Background: Geriatric conditions, such as incontinence and falling, are not part of the traditional disease model of medicine and may be overlooked in the care of older adults. The prevalence of geriatric conditions and their effect on health and disability in older adults has not been investigated in population-based samples.
Objective: To investigate the prevalence of geriatric conditions and their association with dependency in activities of daily living by using nationally representative data.
Design: Cross-sectional analysis.
Setting: Health and Retirement Study survey administered in 2000.
Participants: Adults age 65 years or older (n = 11 093, representing 34.5 million older Americans) living in the community and in nursing homes.
Measurements: Geriatric conditions (cognitive impairment, falls, incontinence, low body mass index, dizziness, vision impairment, hearing impairment) and dependency in activities of daily living (bathing, dressing, eating, transferring, toileting).
Results: Of adults age 65 years or older, 49.9% had 1 or more geriatric conditions. Some conditions were as prevalent as common chronic diseases, such as heart disease and diabetes. The association between geriatric conditions and dependency in activities of daily living was strong and significant, even after adjustment for demographic characteristics and chronic diseases (adjusted risk ratio, 2.1 [95% CI, 1.9 to 2.4] for 1 geriatric condition, 3.6 [CI, 3.1 to 4.1] for 2 conditions, and 6.6 [CI, 5.6 to 7.6] for > or =3 conditions).

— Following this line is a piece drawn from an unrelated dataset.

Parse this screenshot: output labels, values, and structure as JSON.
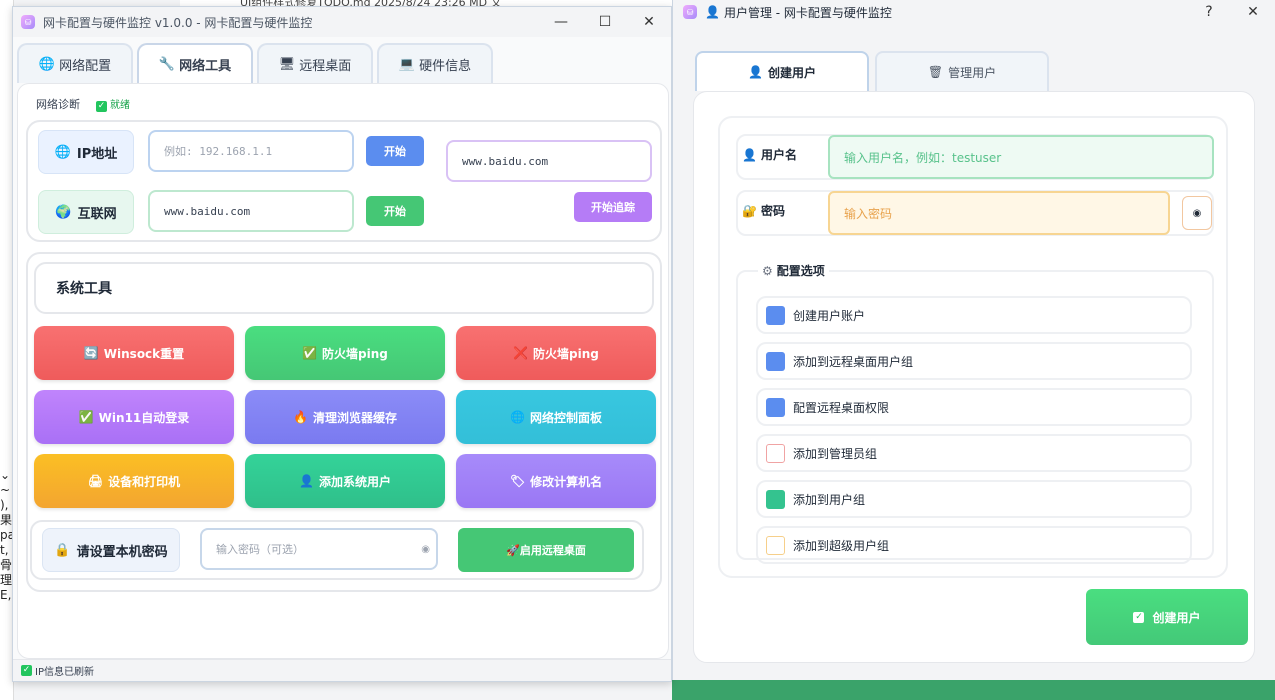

Limitations: The study was cross-sectional and based on self-reported data. Because measures were limited by the survey questions, important conditions, such as delirium and frailty, were not assessed. Survival biases may influence the estimates.
Conclusions: Geriatric conditions are similar in prevalence to chronic diseases in older adults and in some cases are as strongly associated with disability. The findings suggest that geriatric conditions, although not a target of current models of health care, are important to the health and function of older adults and should be addressed in their care.